You’re not commuting, safer health wise if you are nervous about Covid. Amazing students from all walks of life. You can be in your home and have the relative flexibility that affords ie: can eat at home, etc
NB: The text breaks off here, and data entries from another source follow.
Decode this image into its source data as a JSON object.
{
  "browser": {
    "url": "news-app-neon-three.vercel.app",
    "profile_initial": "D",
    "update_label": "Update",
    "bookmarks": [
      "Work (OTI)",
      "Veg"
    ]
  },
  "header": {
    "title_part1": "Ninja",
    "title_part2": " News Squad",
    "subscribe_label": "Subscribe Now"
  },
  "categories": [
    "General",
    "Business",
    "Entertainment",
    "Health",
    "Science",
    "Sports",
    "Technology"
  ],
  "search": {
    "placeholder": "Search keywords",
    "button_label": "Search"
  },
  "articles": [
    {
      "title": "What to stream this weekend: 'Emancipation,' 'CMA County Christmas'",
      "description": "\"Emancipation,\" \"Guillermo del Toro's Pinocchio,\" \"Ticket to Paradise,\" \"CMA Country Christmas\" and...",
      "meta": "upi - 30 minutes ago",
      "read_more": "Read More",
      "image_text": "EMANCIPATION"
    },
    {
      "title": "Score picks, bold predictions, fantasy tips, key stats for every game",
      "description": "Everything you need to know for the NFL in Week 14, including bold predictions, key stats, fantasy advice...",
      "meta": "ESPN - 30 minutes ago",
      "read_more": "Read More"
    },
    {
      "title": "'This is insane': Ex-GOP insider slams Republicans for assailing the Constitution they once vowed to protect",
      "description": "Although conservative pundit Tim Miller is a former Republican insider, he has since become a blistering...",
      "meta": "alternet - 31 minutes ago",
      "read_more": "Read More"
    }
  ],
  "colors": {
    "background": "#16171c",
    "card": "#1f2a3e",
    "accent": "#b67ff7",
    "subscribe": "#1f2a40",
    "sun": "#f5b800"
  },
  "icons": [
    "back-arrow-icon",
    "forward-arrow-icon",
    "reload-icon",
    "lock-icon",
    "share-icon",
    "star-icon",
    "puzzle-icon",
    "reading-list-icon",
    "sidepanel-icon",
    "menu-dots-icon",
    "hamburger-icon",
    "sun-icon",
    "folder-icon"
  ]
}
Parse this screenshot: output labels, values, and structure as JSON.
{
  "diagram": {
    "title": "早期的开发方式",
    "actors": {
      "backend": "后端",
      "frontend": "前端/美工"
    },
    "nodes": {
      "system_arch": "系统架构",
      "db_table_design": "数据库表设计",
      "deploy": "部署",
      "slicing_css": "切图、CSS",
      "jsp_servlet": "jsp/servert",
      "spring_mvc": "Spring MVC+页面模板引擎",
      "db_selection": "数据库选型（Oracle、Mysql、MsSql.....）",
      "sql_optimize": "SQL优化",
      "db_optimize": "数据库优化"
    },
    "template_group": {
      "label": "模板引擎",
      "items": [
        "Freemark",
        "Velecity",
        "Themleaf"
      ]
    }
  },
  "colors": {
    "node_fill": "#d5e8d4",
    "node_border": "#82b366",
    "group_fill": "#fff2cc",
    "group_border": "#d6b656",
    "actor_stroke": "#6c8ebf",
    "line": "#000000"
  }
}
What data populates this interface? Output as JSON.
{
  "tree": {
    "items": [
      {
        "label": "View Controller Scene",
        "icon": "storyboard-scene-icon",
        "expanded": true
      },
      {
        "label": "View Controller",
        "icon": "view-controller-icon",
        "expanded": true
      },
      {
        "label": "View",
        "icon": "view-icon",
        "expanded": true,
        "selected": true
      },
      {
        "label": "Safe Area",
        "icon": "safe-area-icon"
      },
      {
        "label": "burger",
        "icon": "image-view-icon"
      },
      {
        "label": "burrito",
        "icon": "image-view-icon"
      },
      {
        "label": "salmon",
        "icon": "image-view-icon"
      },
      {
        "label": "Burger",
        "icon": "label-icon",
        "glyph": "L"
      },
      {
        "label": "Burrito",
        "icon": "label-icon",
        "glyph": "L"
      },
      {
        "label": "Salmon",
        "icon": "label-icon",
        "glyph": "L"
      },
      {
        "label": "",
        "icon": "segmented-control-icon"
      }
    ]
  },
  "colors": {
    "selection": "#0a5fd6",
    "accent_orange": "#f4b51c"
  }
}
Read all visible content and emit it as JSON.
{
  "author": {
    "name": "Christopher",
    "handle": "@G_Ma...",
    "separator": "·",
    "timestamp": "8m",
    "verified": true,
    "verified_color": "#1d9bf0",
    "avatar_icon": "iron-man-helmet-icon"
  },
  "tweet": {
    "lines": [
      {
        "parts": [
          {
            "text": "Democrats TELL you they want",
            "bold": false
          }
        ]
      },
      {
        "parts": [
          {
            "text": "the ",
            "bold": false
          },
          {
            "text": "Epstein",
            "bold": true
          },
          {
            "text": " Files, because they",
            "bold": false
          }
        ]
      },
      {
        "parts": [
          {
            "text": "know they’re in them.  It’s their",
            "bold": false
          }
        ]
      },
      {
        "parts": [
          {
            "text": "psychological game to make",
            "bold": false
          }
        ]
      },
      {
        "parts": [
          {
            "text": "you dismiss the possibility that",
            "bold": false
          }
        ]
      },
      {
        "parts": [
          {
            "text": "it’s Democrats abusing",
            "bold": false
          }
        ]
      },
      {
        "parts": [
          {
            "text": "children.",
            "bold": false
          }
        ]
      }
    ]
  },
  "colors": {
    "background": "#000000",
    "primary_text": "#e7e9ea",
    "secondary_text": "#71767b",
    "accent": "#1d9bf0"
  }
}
The superintendent/head of school taking over and the low morale and terrible workplace culture coincide. People are made to feel as though they are stealing time when they need to take their RTO. They’re also made to feel they are stealing time if they dash out for a quick errand during non class times. There is no way to win. There seems to be a constant message that “some people” are not working hard. Direct managers do what they can to buffer the disorganized nonsense from the district level but it still seeps through. There’s a distinct difference in the school level vs district level. District admin make it very clear they want a culture of compliance (their words). They make It clear they do not want feedback. No pulse checks or any other measure of employee satisfaction have been given in any recent memory. On top of these workplace toxicity problems, the pay is much less than a traditional school. There is no pay scale. Everyone starts at the same (low) salary. The payoff used to be flexibility but most relative flexibility is gone. Teachers teach all day then have meetings and other tasks and there is truly no way to ever finish each day. The live class platform is new and glitchy and causes many problems and affects live class quality on a daily basis but never seems to improve or be replaced. It’s very defeating. No diversity education initiatives ever seem to stick, despite being one of the most diverse public schools in the state. Teachers are not allowed to speak out or discuss any current events (ie: June 2020 events, Election Day, capital Riots), black history month is not a school wide celebration, etc7